> _TASK BRIEF_: Lines from the material below that hold the string "city" are what is needed; copy each of them.

[Start of Attachment]

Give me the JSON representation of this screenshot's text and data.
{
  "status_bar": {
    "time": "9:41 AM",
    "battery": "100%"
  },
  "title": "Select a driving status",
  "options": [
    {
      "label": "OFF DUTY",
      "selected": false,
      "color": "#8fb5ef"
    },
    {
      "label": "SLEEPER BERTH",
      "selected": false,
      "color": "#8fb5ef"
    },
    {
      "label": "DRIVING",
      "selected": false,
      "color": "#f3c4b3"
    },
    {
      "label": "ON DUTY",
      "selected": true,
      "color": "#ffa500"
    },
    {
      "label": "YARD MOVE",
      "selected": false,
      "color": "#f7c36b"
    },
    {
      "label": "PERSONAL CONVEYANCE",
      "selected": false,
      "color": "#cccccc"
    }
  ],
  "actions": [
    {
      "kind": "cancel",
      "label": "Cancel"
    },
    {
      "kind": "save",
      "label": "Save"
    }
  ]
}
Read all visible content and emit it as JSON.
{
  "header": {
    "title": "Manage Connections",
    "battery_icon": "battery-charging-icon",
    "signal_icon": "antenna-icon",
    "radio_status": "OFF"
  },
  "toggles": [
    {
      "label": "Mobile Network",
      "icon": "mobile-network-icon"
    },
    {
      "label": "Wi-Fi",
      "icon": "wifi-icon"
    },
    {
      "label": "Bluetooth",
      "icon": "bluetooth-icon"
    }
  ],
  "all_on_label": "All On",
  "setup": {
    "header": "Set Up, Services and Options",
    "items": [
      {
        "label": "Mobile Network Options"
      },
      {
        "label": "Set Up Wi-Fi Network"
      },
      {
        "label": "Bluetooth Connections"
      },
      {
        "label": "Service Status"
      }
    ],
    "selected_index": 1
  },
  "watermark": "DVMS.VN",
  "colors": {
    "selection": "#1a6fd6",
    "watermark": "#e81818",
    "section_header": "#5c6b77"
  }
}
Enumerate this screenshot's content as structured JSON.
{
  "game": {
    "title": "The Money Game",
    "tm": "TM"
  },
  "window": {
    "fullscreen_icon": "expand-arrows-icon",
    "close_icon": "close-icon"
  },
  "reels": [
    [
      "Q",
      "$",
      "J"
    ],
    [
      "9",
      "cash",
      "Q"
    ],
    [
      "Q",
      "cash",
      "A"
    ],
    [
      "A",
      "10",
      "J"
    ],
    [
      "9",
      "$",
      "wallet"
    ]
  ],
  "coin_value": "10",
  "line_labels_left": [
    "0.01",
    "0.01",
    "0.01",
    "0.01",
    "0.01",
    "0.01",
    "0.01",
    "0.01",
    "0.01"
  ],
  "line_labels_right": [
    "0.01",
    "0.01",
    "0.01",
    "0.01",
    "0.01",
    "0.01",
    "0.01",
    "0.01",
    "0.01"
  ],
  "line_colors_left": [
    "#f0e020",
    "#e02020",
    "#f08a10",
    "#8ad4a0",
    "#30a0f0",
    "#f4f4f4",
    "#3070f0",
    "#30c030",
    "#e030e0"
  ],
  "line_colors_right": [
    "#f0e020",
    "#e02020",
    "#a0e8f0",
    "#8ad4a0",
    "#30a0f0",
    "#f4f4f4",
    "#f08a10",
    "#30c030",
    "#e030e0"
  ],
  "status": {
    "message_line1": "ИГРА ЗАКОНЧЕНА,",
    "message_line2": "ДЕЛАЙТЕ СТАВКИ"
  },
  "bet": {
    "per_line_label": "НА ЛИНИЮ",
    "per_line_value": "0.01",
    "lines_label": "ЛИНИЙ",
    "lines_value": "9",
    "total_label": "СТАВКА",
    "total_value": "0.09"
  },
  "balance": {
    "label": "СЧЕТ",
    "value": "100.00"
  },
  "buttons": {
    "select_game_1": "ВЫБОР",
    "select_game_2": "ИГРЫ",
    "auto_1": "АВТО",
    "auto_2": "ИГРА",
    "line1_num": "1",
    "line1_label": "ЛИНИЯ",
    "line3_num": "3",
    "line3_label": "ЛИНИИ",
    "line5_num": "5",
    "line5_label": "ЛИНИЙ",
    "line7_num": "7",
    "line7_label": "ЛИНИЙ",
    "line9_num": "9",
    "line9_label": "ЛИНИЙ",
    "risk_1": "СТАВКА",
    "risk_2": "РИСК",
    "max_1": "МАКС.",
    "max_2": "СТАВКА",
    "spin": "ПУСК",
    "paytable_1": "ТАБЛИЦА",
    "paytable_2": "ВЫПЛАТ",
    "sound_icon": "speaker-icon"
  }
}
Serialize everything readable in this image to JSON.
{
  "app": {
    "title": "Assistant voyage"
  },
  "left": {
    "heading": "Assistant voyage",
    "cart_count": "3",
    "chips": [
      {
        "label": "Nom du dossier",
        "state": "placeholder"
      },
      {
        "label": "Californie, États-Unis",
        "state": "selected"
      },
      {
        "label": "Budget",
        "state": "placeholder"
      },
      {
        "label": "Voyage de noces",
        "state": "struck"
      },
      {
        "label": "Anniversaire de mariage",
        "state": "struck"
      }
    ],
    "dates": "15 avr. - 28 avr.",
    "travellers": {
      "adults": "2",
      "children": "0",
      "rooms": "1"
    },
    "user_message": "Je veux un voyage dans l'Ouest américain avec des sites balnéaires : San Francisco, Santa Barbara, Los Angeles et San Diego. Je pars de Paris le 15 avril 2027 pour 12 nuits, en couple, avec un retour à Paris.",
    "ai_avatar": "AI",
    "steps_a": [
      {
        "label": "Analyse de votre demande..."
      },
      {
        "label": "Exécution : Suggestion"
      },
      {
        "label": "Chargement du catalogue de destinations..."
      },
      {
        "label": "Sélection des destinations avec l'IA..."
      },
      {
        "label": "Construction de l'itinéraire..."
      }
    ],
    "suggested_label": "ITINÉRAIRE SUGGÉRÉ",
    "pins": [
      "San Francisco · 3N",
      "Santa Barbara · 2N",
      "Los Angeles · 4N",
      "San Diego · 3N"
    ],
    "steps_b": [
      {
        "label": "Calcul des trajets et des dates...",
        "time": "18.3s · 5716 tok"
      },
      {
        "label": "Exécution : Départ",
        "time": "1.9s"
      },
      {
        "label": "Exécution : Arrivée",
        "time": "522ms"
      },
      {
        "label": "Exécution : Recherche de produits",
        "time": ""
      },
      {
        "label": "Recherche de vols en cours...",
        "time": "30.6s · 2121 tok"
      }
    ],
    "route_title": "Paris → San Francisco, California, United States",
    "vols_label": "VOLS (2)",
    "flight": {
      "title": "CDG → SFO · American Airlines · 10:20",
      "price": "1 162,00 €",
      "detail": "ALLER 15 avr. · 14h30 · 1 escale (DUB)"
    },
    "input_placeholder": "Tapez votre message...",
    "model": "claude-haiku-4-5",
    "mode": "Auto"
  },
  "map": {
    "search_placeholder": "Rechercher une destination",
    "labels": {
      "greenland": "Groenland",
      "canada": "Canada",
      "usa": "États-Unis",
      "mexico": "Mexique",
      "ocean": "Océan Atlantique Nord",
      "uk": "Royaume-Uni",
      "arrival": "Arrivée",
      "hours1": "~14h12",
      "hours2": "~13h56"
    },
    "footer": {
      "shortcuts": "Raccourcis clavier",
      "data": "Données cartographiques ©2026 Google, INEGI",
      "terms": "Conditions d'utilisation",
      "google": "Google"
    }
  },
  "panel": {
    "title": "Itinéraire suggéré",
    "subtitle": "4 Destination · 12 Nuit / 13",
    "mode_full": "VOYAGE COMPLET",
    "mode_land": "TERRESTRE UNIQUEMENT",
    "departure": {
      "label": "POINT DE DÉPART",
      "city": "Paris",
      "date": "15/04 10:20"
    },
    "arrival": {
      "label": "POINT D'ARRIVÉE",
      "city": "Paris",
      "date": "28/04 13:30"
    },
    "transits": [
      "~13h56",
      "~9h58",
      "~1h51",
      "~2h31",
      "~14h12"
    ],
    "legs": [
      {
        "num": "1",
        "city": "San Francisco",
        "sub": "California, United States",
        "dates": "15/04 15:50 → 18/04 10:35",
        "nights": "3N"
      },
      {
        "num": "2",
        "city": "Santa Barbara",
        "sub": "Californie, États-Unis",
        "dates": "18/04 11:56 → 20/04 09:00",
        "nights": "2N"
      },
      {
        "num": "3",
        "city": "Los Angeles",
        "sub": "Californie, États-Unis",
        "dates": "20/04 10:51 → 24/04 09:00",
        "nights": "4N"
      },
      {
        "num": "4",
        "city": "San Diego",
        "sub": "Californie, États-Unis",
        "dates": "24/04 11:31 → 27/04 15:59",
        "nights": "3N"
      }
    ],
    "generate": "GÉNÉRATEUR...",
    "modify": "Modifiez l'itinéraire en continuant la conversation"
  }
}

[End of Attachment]

> _RESPONSE_:
      "city": "Paris",
      "city": "Paris",
        "city": "San Francisco",
        "city": "Santa Barbara",
        "city": "Los Angeles",
        "city": "San Diego",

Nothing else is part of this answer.